Article

Passive leg raising does not produce a significant or sustained autotransfusion effect.

University of Texas at Dallas, Richardson, Texas, United States
The Journal of trauma (Impact Factor: 2.96). 04/1982; 22(3):190-3. DOI: 10.1097/00005373-198203000-00003
Source: PubMed

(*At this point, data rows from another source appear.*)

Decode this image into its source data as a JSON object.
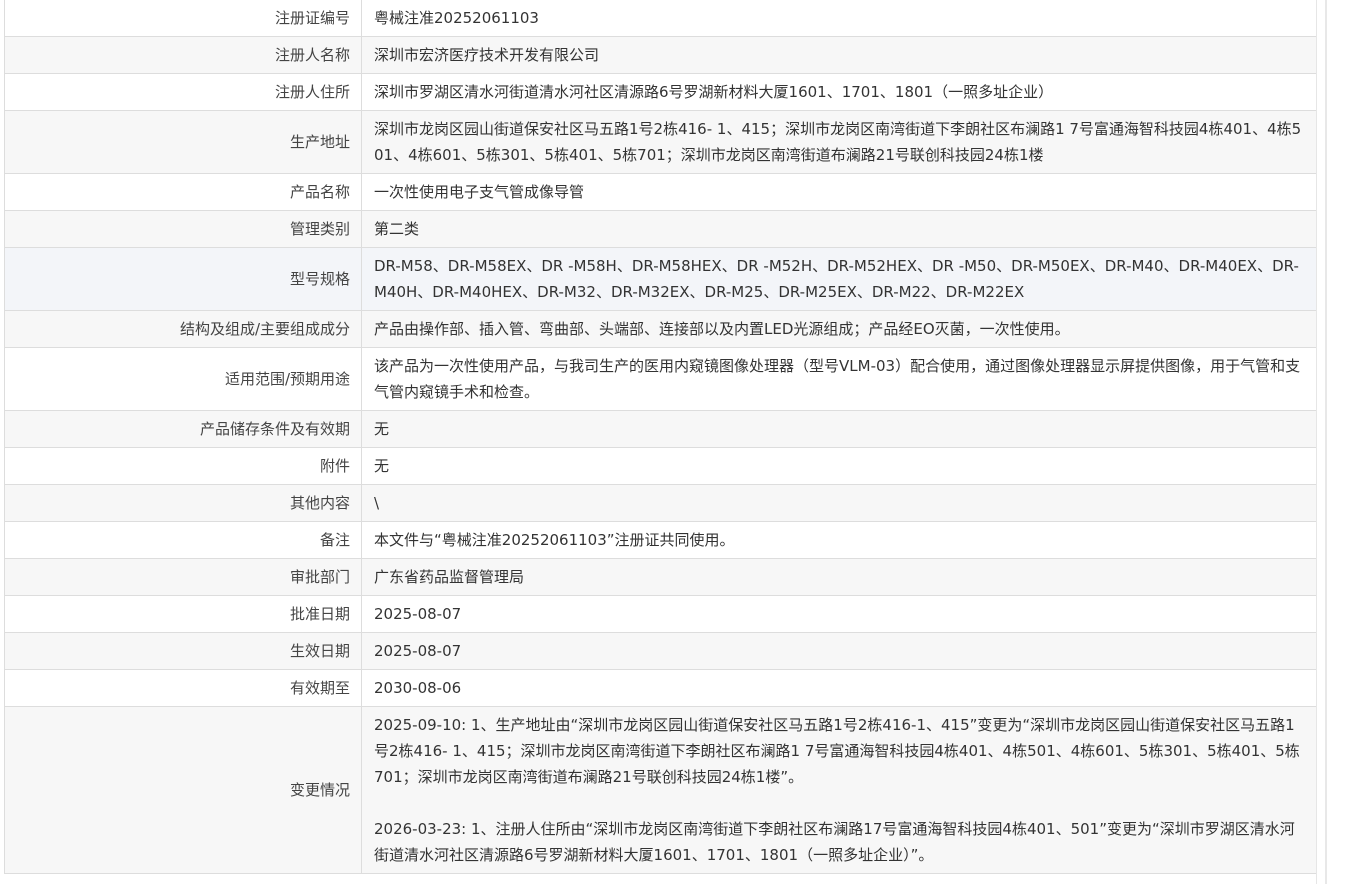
{
  "rows": [
    {
      "label": "注册证编号",
      "value": "粤械注准20252061103"
    },
    {
      "label": "注册人名称",
      "value": "深圳市宏济医疗技术开发有限公司"
    },
    {
      "label": "注册人住所",
      "value": "深圳市罗湖区清水河街道清水河社区清源路6号罗湖新材料大厦1601、1701、1801（一照多址企业）"
    },
    {
      "label": "生产地址",
      "value": "深圳市龙岗区园山街道保安社区马五路1号2栋416- 1、415；深圳市龙岗区南湾街道下李朗社区布澜路1 7号富通海智科技园4栋401、4栋501、4栋601、5栋301、5栋401、5栋701；深圳市龙岗区南湾街道布澜路21号联创科技园24栋1楼"
    },
    {
      "label": "产品名称",
      "value": "一次性使用电子支气管成像导管"
    },
    {
      "label": "管理类别",
      "value": "第二类"
    },
    {
      "label": "型号规格",
      "value": "DR-M58、DR-M58EX、DR -M58H、DR-M58HEX、DR -M52H、DR-M52HEX、DR -M50、DR-M50EX、DR-M40、DR-M40EX、DR-M40H、DR-M40HEX、DR-M32、DR-M32EX、DR-M25、DR-M25EX、DR-M22、DR-M22EX"
    },
    {
      "label": "结构及组成/主要组成成分",
      "value": "产品由操作部、插入管、弯曲部、头端部、连接部以及内置LED光源组成；产品经EO灭菌，一次性使用。"
    },
    {
      "label": "适用范围/预期用途",
      "value": "该产品为一次性使用产品，与我司生产的医用内窥镜图像处理器（型号VLM-03）配合使用，通过图像处理器显示屏提供图像，用于气管和支气管内窥镜手术和检查。"
    },
    {
      "label": "产品储存条件及有效期",
      "value": "无"
    },
    {
      "label": "附件",
      "value": "无"
    },
    {
      "label": "其他内容",
      "value": "\\"
    },
    {
      "label": "备注",
      "value": "本文件与“粤械注准20252061103”注册证共同使用。"
    },
    {
      "label": "审批部门",
      "value": "广东省药品监督管理局"
    },
    {
      "label": "批准日期",
      "value": "2025-08-07"
    },
    {
      "label": "生效日期",
      "value": "2025-08-07"
    },
    {
      "label": "有效期至",
      "value": "2030-08-06"
    }
  ],
  "changes": {
    "label": "变更情况",
    "entries": [
      "2025-09-10: 1、生产地址由“深圳市龙岗区园山街道保安社区马五路1号2栋416-1、415”变更为“深圳市龙岗区园山街道保安社区马五路1号2栋416- 1、415；深圳市龙岗区南湾街道下李朗社区布澜路1 7号富通海智科技园4栋401、4栋501、4栋601、5栋301、5栋401、5栋701；深圳市龙岗区南湾街道布澜路21号联创科技园24栋1楼”。",
      "2026-03-23: 1、注册人住所由“深圳市龙岗区南湾街道下李朗社区布澜路17号富通海智科技园4栋401、501”变更为“深圳市罗湖区清水河街道清水河社区清源路6号罗湖新材料大厦1601、1701、1801（一照多址企业）”。"
    ]
  }
}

ABSTRACT Passive leg raising is widely used to treat hypotension associated with hypovolemia. Presumably gravity causes a central translocation of leg venous blood and an increase in filling pressure, cardiac output, and arterial pressure. Ten healthy volunteers, 25 to 35 years old, had measurements of heart rate, blood pressure, and cardiac output in the supine position after 20 sec and 7 min of 60 degrees passive leg elevation. The protocol was performed 3 and 45 min after the subjects changed from an ambulatory upright to a supine position. Stroke volume and cardiac output increased transiently (8-10%) when the legs were raised after 3 min rest in the supine position. By 7 min of leg elevation, these beneficial effects disappeared. After 45 min supine, leg raising had no effect on stroke volume or cardiac output but increased blood pressure (4 mm Hg) by increasing peripheral resistance (15%). Thus, leg raising, like application of the MAST trousers, fails to produce any sustained increase in cardiac output or stroke volume. Small venous leg volumes and time-dependent changes in the distribution of venous volume and compliance may explain the absence of any sustained 'autotransfusion' effect.

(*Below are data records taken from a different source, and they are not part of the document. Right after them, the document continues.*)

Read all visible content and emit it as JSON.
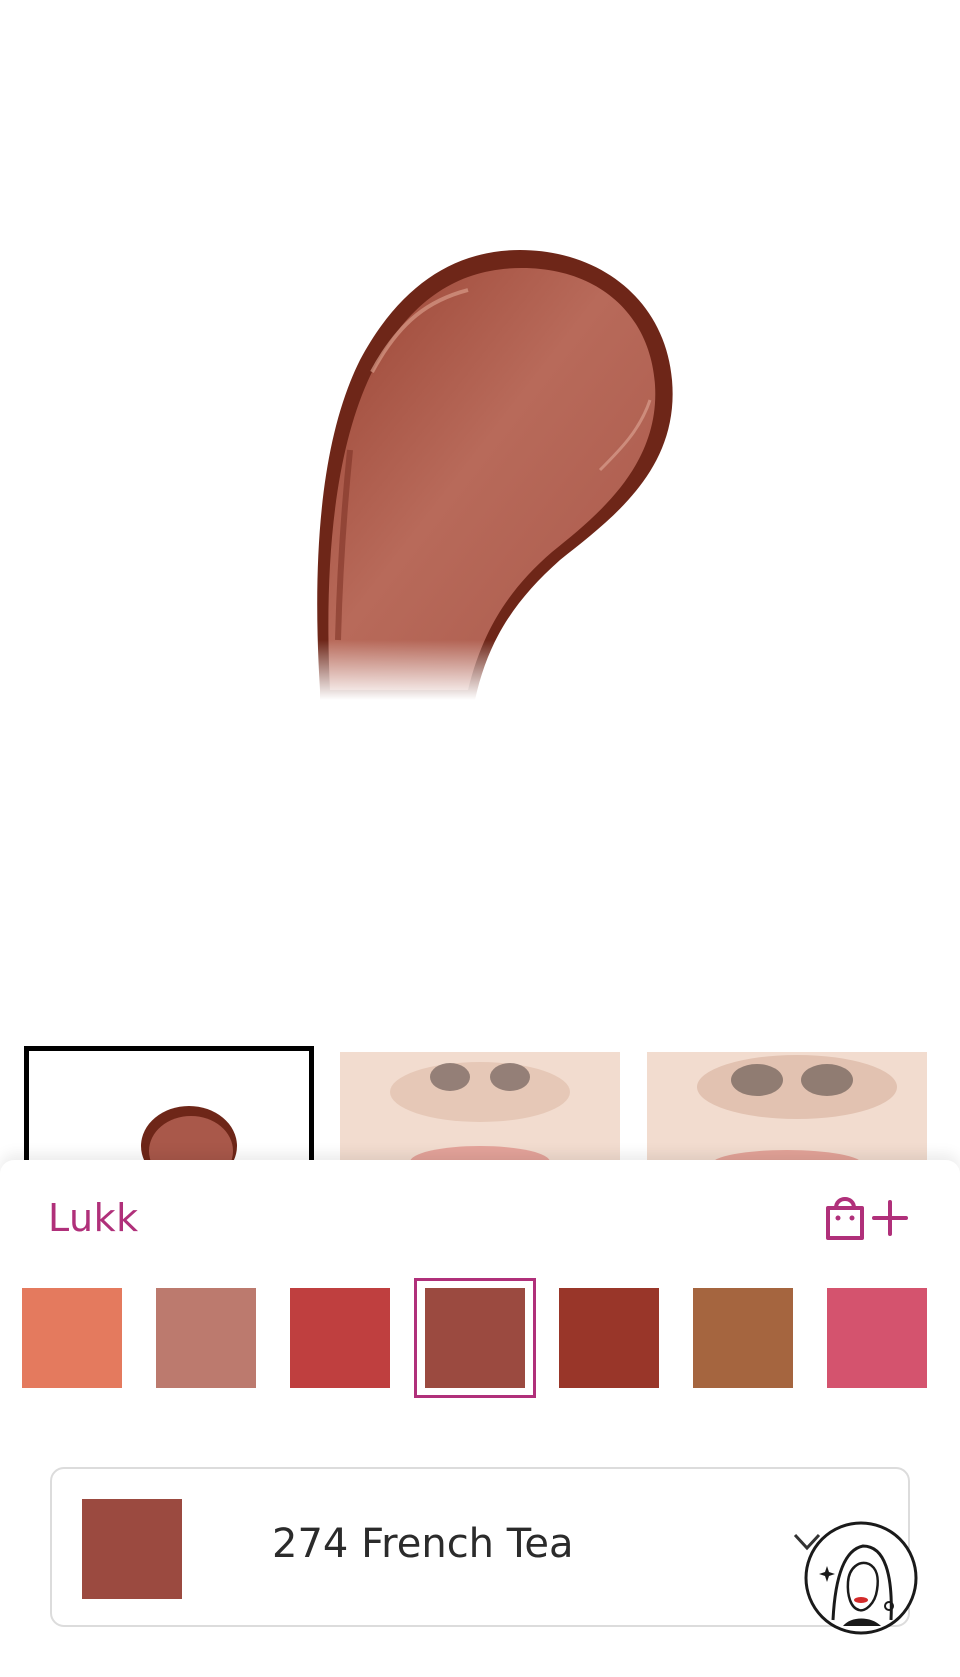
{
  "hero": {
    "image_icon": "lipstick-swatch-smear",
    "colors": {
      "smear_light": "#b86a5a",
      "smear_mid": "#a24e3f",
      "smear_dark": "#6e2618"
    }
  },
  "thumbnails": [
    {
      "icon": "lipstick-swatch-thumb",
      "selected": true
    },
    {
      "icon": "lips-model-thumb",
      "selected": false
    },
    {
      "icon": "lips-model-thumb",
      "selected": false
    }
  ],
  "sheet": {
    "title": "Lukk",
    "add_to_bag_icon": "bag-plus-icon",
    "accent_color": "#b0307a"
  },
  "swatches": [
    {
      "color": "#e47a5e",
      "selected": false
    },
    {
      "color": "#bc7a6e",
      "selected": false
    },
    {
      "color": "#bf3f3f",
      "selected": false
    },
    {
      "color": "#9b4a40",
      "selected": true
    },
    {
      "color": "#993629",
      "selected": false
    },
    {
      "color": "#a5653f",
      "selected": false
    },
    {
      "color": "#d4536e",
      "selected": false
    }
  ],
  "selector": {
    "shade_color": "#9b4a40",
    "label": "274 French Tea",
    "chevron_icon": "chevron-down-icon"
  },
  "assistant": {
    "icon": "beauty-assistant-avatar-icon"
  }
}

4 Followers
 · 
181 Views
  • [Show abstract] [Hide abstract]
    ABSTRACT: Pendant de nombreuses années, la gestion du remplissage vasculaire en réanimation a reposé essentiellement sur le concept de fluid challenge (1). Il s’agit d’une évaluation a posteriori de la réponse au remplissage, basée sur un monitorage invasif du débit cardiaque et des pressions intracardiaques (1). Une expansion volémique est jugée efficace lorsqu’elle entraîne une augmentation significative du débit cardiaque associée à une faible augmentation des pressions de remplissage, le coeur fonctionnant alors sur la portion raide de la courbe de Starling (2); elle est jugée inefficace lorsqu’elle n’entraîne qu’une augmentation modeste voire nulle du débit cardiaque mais importante des pressions de remplissage, le coeur fonctionnant alors sur la portion plate de la courbe de Starling (2). Cette attitude a été rendue nécessaire par l’absence de paramètres hémodynamiques permettant de prédire fidèlement l’efficacité du remplissage. Historiquement, les paramètres évaluant la précharge cardiaque (droite ou gauche) avaient été préconisés pour guider le remplissage vasculaire. La pression veineuse centrale (PVC), comme la pression artérielle pulmonaire d’occlusion, ont été montrées insuffisamment fiables pour prédire le bénéfice hémodynamique du remplissage vasculaire (3, 4). Les dimensions ventriculaires ne le sont pas davantage (5, 6). Si l’efficacité de l’expansion volémique reste vraisemblable pour les valeurs très basses de précharge parfois rencontrées chez les patients non encore réanimés (7), l’attitude basée sur l’analyse des marqueurs statiques de précharge cardiaque est peu recommandable, une fois passées les toutes premières heures de la réanimation hémodynamique.
  • Source
    [Show abstract] [Hide abstract]
    ABSTRACT: A difference in warfarin binding by liver tissue of Sprague-Dawley and warfarin-resistant rats has been localized in the membranous portion of the endoplasmic reticulum. In the presence of deoxycholate, the warfarin binding proteins co-sedimented through 2 M sucrose with the polysomal fraction. By using differences in warfarin binding as a criterion of purity, these binding proteins were isolated by chromatography on DEAE-cellulose of KCl extracts of polysomes derived from the two strains of rats. The warfarin binding protein isolated from Sprague-Dawley rats was half-saturated at 8 μM warfarin and bound 0.7 mol of warfarin/mol of protein at saturation. The corresponding protein from warfarin-resistant rats did not saturate at levels of 30 μM warfarin and bound only 0.1 mol of warfarin/mol of protein. The molecular weight of the binding protein from normal and warfarin resistant rats was each 32,000 by sodium dodecyl sulfate-gel electrophoresis. Maximum warfarin binding by the protein from normal rats occurred at 37° at pH 7.3 in the presence of 200 mM KCl. [14C]Warfarin binding was inhibited by unlabeled warfarin, phylloquinone, and tryptic digestion. The (S)-enantiomer of warfarin was the preferred ligand. On the basis of these data it is likely that this protein is the warfarin receptor protein which mediates the effect of the drug on prothrombin synthesis. The yield of the receptor protein was 1.9 mg/kg of liver from both strains of rat.
    Journal of Biological Chemistry 10/1977; 252(18):6260-7. · 4.60 Impact Factor